Plataforma sobre Adaptación al Cambio Climático en España

You are here


Living in a tree house in Torino (Italy): combining adaptation and mitigation measures to improve comfort

25 Verde is a residential building in Torino including 63 apartments (ranging from 50 to 140 square meters), which has been designed to integrate over 150 trees and other plants in the façade and on the roof to create an ideal micro-climate inside the building, while reducing air and noise pollution. The building is also well insulated from high and low outside air temperatures that respectively occur during summertime and wintertime. Energy efficiency measures used in the building address climate change adaptation needs and represent mitigation potential.

Flood defence framework for National Grid substations in United Kingdom

The United Kingdom has historically experienced severe flood events, including that of summer 2007, which resulted in the loss of essential services including water and energy supply, as well as the destruction of infrastructures, with estimated costs exceeding £3.2 billion. About half a million people were immediately affected by this event, in terms of temporary absence of energy supply. In any of such flood event, once energy supply is impacted, so are other services as water distribution, transport, communication and health care.

Climate bond financing adaptation actions in Paris

Sustainable development has been a major concern for the City of Paris for more than 10 years. When, in 2015, the City of Paris hosted the COP21, the City Hall wanted to send out a strong signal to the international community and to other local and regional authorities and show the diversity of municipal ecological actions and commitments. To emphasize this, the City of Paris erected the climate bond to finance climate and energy projects. The total size of the bond is € 300 million, with a running time until May 2031.

Multifunctional water management and green infrastructure development in an ecodistrict in Rouen

The former industrial area “Luciline” in Rouen, along the Seine river, has been re-designed profoundly into an ecodistrict (9 hectares in total), including both climate change adaptation and mitigation solutions. Sustainable living is the core principle of the neighbourhood re-design. Sustainability aspects are implemented by means of energy, water, biodiversity, transport and planning solutions that in most of the case play an important role for climate change adaption or mitigation.

Improved resilience of biomass fuel supply chain in UK

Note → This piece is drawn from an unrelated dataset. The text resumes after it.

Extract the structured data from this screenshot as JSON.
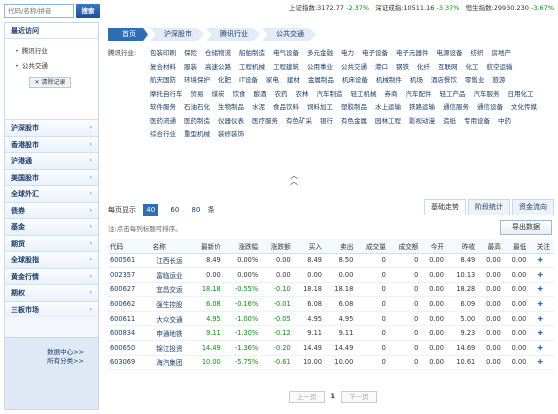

Nine UK electricity generating companies have been receiving support based on the provisions of the Climate Change Act of 2008. Specifically, the Joint Environmental Programme (an initiative funded by nine of the leading energy producers in the UK) supports a programme of research focusing on the environmental impacts of these nine leading producers, including Drax Power. The operating subsidiary of the Drax Group plc, Drax Power Limited has 6 boilers with a maximum capacity of 3,945 MW, 3 of which are powered by biomass pellets.

Adapting overhead lines in response to increasing temperatures in UK

Several energy transmission and distribution companies in the UK have begun to take the impact of increasing temperatures into consideration for the long-design of electricity distribution infrastructure. Rising temperatures can impact power lines by reducing their thermal rating (i.e. the maximum current allowed at a given temperature) and causing lines to sag to dangerous levels.

Replacing overhead lines with underground cables in Finland

This case study considers a Finnish example of replacing overhead lines with underground cabling. The same strategy is also applied in other European countries. Elenia is the second largest electricity distribution system operator in Finland. To adhere to the outage requirements of Finland’s updated Electricity Market Act, distribution system operators such as Elenia are investing substantially in underground cabling.

Flood risk management for hydropower plants in France

Hydropower is an essential part of the energy mix in France, accounting for around 20% of installed capacity. Climate change is projected to increase the frequency and intensity of extreme precipitation events and to accelerate snowmelt, which would result in increased flood risk. Flooding can adversely affect dams causing overtopping, outages, damage to equipment and adverse downstream impacts. It is essential that dam operators take these risks into consideration and implement adaptation measures as needed.

Hydropower expansion and improved management in response to increased glacier melt in Iceland

Iceland has 100% renewable electricity and heat system due to its abundant hydro- and geothermal resources. Despite the clear dominance of geothermal resources for house heating, hydropower plays an important role in Iceland’s energy mix, enabling Iceland’s electricity generation to be 100% renewable with 73% coming from hydro; 27% from geothermal and less than 0.01% from wind. The biggest hydroelectric power stations in Iceland are fed by glacial rivers. Over the last decades, increased flows and changes in the seasonal distribution of river flows have been observed.

New locks in Albertkanaal in Flanders, Belgium

The Albert canal in the eastern part of Flanders connects the industrial zones around Liege with the harbour of Antwerp. Ships can continue their way at both ends of the canal: via the river Scheldt to the Netherlands and via the river Meuse to France. In the future the Meuse basin, from which the Albert canal receives its water, is projected to experience more and longer periods of low river discharge, as a consequence of climate change, and so less water is expected to be available for sluicing ships. This would limit inland navigation.